Due to security concerns, the Paratroopers were not told of their destination until just prior to loading aircraft. As they prepared to load, each Paratrooper was handed a piece of paper with this letter:

“Soldiers of the 505th Combat Team: Tonight you embark upon a combat mission for which our people and the free people of the world have been waiting for two years.

"You will spearhead the landing of an American Force upon the island of Sicily. Every preparation has been made to eliminate the element of chance. You have been given the means to do the job and you are backed by the largest assemblage of air power in the world’s history.
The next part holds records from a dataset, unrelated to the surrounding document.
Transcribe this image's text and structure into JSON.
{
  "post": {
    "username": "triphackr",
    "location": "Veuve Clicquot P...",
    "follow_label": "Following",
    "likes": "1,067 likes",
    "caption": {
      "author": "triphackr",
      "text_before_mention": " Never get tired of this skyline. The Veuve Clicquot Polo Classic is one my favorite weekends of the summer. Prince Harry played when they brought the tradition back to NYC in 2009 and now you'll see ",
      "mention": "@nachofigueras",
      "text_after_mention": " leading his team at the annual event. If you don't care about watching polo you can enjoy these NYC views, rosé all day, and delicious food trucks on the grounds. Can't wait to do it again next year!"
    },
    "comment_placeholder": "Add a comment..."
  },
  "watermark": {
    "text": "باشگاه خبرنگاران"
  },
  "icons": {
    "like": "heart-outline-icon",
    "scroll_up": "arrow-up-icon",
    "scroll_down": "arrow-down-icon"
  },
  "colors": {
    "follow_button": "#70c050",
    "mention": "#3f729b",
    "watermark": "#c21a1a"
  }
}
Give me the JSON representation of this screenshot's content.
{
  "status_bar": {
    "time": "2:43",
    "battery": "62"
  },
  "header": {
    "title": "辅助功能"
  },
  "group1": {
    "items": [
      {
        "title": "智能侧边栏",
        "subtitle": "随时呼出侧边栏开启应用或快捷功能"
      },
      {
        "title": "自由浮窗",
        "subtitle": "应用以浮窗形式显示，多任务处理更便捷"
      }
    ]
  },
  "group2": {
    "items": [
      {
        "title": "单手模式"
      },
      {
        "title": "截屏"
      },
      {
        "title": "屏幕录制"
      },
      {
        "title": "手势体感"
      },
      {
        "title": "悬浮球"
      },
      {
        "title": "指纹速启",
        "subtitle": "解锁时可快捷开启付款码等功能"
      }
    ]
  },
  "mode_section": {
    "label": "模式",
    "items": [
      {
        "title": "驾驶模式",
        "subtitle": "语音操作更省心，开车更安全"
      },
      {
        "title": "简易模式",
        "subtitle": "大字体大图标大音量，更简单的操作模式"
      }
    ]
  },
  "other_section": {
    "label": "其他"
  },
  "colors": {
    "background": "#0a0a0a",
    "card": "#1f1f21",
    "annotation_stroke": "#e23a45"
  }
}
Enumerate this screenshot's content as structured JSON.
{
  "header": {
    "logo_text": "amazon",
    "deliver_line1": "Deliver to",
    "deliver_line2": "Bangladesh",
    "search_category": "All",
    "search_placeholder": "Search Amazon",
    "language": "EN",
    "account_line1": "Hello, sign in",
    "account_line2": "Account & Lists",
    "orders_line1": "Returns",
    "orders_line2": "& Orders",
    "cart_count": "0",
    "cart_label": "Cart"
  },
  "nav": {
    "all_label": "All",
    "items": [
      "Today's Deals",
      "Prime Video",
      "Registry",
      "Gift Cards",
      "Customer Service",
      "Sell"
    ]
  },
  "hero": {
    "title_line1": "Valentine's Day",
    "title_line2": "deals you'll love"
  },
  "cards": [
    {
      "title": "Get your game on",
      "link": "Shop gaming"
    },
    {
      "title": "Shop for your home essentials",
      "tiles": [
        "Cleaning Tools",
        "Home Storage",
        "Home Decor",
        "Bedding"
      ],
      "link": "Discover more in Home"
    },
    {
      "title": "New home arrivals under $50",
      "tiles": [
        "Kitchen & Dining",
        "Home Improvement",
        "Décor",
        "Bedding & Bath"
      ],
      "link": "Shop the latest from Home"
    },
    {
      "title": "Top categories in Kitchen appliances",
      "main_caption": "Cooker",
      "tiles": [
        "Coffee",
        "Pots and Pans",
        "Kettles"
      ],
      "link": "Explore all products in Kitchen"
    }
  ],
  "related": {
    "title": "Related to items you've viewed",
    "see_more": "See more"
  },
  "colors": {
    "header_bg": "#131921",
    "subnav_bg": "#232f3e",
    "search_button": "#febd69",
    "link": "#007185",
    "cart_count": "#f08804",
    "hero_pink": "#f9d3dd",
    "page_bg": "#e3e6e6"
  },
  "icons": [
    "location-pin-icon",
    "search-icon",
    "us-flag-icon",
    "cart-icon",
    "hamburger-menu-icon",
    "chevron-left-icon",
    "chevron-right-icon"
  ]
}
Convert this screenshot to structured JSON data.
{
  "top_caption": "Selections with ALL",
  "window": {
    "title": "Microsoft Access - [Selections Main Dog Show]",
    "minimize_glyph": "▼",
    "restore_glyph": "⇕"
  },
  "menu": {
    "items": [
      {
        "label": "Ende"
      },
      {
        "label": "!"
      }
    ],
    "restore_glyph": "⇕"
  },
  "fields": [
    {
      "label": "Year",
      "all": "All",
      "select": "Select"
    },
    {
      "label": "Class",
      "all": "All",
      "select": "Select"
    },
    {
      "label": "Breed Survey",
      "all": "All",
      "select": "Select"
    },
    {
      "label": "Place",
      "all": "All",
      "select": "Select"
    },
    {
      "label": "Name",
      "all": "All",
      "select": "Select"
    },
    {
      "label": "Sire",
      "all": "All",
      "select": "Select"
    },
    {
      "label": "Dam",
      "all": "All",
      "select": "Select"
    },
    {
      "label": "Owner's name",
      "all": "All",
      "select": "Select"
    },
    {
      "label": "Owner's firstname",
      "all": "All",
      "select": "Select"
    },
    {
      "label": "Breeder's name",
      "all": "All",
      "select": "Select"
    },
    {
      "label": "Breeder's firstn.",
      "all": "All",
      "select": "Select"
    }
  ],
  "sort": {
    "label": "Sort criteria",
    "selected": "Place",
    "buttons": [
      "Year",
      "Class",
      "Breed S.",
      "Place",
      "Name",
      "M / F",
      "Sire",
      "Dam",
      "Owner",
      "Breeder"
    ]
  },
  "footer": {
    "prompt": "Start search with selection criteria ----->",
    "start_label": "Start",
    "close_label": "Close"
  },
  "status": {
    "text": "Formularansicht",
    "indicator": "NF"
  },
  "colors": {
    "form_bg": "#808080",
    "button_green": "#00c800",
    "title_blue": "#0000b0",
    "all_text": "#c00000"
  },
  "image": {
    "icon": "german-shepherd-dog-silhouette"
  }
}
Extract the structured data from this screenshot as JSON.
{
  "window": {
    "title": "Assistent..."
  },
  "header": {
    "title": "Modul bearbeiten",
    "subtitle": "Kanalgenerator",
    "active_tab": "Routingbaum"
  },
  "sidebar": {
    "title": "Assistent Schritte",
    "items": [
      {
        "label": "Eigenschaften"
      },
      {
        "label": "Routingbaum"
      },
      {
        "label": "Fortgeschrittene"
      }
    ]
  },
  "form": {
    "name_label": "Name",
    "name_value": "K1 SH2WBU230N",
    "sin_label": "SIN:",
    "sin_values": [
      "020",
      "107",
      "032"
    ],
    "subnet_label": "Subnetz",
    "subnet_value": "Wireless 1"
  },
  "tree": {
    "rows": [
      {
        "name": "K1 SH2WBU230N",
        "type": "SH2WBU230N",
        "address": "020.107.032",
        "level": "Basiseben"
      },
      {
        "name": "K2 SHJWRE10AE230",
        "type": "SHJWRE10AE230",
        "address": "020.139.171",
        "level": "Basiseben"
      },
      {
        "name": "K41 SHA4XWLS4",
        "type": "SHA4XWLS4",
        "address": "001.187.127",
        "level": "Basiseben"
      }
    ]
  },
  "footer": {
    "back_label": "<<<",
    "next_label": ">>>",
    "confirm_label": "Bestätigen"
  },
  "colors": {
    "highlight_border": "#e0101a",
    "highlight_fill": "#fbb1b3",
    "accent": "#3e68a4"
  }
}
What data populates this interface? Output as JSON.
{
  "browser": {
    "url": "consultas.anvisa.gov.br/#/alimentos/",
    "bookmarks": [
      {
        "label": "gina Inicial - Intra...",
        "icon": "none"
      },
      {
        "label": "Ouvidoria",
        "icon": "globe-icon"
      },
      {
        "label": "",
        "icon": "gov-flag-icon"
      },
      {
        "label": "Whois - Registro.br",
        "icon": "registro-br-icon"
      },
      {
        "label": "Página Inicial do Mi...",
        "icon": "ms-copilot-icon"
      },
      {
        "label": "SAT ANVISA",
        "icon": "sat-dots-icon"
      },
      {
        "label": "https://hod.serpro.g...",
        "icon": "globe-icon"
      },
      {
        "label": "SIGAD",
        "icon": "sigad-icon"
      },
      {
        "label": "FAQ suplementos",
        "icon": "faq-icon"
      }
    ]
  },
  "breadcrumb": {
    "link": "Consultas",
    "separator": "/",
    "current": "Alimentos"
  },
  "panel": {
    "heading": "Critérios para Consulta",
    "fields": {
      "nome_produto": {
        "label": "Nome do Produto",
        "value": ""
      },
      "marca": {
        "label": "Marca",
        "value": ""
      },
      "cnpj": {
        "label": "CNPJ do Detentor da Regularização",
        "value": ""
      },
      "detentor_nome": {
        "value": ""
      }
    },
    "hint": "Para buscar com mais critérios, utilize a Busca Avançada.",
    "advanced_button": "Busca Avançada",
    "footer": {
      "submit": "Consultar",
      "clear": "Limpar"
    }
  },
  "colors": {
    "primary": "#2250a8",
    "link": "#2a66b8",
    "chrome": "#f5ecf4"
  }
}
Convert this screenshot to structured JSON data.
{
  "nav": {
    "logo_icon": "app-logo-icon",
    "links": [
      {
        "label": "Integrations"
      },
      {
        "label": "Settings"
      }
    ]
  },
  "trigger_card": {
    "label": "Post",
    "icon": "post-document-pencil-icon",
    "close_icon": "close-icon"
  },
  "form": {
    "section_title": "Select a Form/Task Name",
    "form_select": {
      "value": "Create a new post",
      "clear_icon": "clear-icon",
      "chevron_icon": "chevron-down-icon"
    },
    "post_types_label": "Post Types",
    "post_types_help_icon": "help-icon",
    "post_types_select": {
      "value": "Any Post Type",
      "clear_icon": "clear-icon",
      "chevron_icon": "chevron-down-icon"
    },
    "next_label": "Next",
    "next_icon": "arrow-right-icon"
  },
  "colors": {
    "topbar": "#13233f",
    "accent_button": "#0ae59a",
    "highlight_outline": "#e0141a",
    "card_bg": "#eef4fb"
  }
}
"The eyes of the world are upon you. The hopes and prayers of every American go with you.

"James M. Gavin.”

No one knew if this airborne concept would work. For the most part, it didn't. More on that tomorrow as we continue the story into July 10, 1943.

Facebook photo

The 82nd Airborne Division is saddened to announce the death of First Sergeant (retired) Harold Eatman, an original member of the 505th Parachute Infantry Regiment, at age 102 at his home in Matthews, North Carolina.

Harold is one of less than 2,800 All American Paratroopers to have made all four World War II combat jumps with the 82nd Airborne Division (Sicily, Salerno, Normandy, and Holland). Fewer than 16 now remain living.

Born December 22, 1915, Harold volunteered for Army service in 1942. He served in H Company, 505th Regimental Combat Team, 82nd Airborne Division, from October 1942 through September 1945. His awards and decorations include the French Legion of Honor, the Bronze Star Medal, the Purple Heart, 2 Army Commendation Medals, and the Senior Parachutist Badge with four bronze stars.

Facebook photo


Our 1 Panther Battalion, part of the Golden Brigade, conducts a 3-day operation in South Vietnam's Long An Province (in the Mekong Delta).

This was a mission to capture or kill North Vietnamese Army forces in the area. Long An was considered a low-threat, low-risk area at the time and this mission was also an opportunity for the brand new 1 Panther Battalion Commander, Lieutenant Colonel Joseph Franklin, to grow accustomed to the terrain.

The mission was a "dry hole," with virtually nothing significant found.

Facebook photo

A WWII Paratrooper is coming home.

The remains of Private First Class Willard "Bud" Jenkins, Missing In Action since Sep, 1944, have been identified.

Bud operated a rudder boat with our 307th Airborne Engineer Battalion during the Waal River Crossing, transporting our 504th "Devils in Baggy Pants" Paratroopers across the river during daylight to secure the Njimegen bridge (think of the assault boat scene from "A Bridge Too Far" when our Paratroopers were crossing the river against overwhelming German fire).

Bud made at least one successful pass across the river. On a subsequent pass, he was shot in the chest and fell in the river. He could not be recovered.

Willard, from Scranton, Pennsylvania, was drafted in June of 1942. He will be returned to his Family and given a proper burial.

Facebook photo

Caption This, Paratroopers.

Facebook photo

THIS DAY IN ALL AMERICAN HISTORY: JULY 7, 2003: Sergeant Chad Keith, 21, of Batesville, Illinois, assigned to our White Falcons, was killed in Baghdad when his vehicle was struck with an explosive device. He is buried at Arlington National Cemetery.

Chad, a 2000 graduate of Batesville High School, is celebrated in his hometown, as he should be.

Well see you at Final Manifest, Chad!

Facebook photo